Stress primarily means struggle or burden. When we talk about stress or refer to ourselves as stressed, we also mean the reactions that those stresses produce in us. These can be physical or psychological. Physical signs of stress are:

  • Sweating attacks
  • Palpitations (often associated with feelings of panic)
  • A lack of appetite and indigestion (sensation of pressure in the abdomen, constipation/diarrhoea)
  • Muscles tension, headache
  • Breathing problems
  • Disrupted sleep
  • Sexual dysfunction, and others.

Sometimes such reactions to acute highly stressful events make sense, if the stressful event lasts only a brief while and requires intense concentration. By releasing stress hormones, the body attempts to respond to the challenge in a concentrated form. If it does not succeed in this without the affected person becoming ill, we talk about an acute or chronic adjustment disorder.

On the psychological side, stress is often expressed as feelings of exhaustion and mental overload, tenseness, mood swings, irritability, panic attacks, and feelings of constriction, and can lead to depression.

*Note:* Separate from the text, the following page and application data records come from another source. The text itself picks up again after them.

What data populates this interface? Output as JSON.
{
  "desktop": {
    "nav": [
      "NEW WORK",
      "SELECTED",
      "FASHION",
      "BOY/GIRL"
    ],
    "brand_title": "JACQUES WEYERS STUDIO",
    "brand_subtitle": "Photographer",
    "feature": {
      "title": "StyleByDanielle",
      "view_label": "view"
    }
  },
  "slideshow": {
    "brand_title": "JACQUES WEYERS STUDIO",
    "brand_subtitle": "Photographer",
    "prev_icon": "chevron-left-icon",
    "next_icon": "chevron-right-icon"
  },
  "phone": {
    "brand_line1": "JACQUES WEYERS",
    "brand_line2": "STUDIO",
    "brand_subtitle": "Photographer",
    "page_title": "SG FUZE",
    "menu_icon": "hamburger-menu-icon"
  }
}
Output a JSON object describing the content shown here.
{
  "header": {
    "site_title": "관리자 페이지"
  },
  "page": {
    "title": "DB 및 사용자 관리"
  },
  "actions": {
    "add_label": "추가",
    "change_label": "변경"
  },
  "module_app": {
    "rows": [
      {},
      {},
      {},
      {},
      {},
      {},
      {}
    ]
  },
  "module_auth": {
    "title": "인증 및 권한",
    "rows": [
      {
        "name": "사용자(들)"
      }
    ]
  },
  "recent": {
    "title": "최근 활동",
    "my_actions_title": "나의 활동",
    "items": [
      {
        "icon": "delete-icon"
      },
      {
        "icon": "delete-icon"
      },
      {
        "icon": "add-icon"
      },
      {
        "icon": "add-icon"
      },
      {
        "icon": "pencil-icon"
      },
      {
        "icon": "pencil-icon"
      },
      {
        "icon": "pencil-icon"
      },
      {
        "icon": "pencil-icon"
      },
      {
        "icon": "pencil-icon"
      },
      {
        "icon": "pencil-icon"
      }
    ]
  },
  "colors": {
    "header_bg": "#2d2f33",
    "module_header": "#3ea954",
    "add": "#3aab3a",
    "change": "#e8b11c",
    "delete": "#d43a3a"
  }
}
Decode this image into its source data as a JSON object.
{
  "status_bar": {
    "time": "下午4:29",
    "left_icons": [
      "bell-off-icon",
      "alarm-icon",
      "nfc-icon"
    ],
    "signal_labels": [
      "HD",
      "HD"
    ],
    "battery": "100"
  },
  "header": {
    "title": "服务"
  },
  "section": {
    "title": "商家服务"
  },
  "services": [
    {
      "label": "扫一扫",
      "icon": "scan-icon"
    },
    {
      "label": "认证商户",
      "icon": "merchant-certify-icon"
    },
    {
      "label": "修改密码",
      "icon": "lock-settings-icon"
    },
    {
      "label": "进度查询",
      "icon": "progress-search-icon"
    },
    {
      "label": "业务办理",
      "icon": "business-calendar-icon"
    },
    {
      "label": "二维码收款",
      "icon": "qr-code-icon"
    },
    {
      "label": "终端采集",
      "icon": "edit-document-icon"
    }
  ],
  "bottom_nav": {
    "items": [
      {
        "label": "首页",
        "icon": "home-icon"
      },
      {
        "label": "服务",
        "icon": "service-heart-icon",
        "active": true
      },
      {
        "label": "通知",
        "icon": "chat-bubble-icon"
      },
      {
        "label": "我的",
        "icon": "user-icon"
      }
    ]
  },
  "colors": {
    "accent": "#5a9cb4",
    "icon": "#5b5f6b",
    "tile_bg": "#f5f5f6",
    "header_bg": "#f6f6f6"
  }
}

Stress often arises as a result of workplace issues or relationship problems. Stress can be acute (short-term) or can last over a longer time period (chronic). If the stress levels are too high or reactions extreme, an acute or chronic adjustment disorder may be present. And all this already describes the the most important antidote to stress: coping mechanisms, for which we need to take recourse to our own internal resources. Recognizing these and activating them is an important element in combating stress successfully. Some examples of resources against stress:

  • Take some time out and gain distance
  •  Persons such as family, friends
  •  Professional help in the form of doctors, psychologists
  •  Assessing a job or relationship; expectations should not be set too high (especially expectations of oneself)
  •  Developing perspectives on how the situation might be changed.

Some people succeed in activating such resources for themselves, whereas other may benefit from a structured programme or conversations/discussions. Your doctor, with or without health coaching training, is a valuable point of contact for you, if you want to improve your wellbeing and stress levels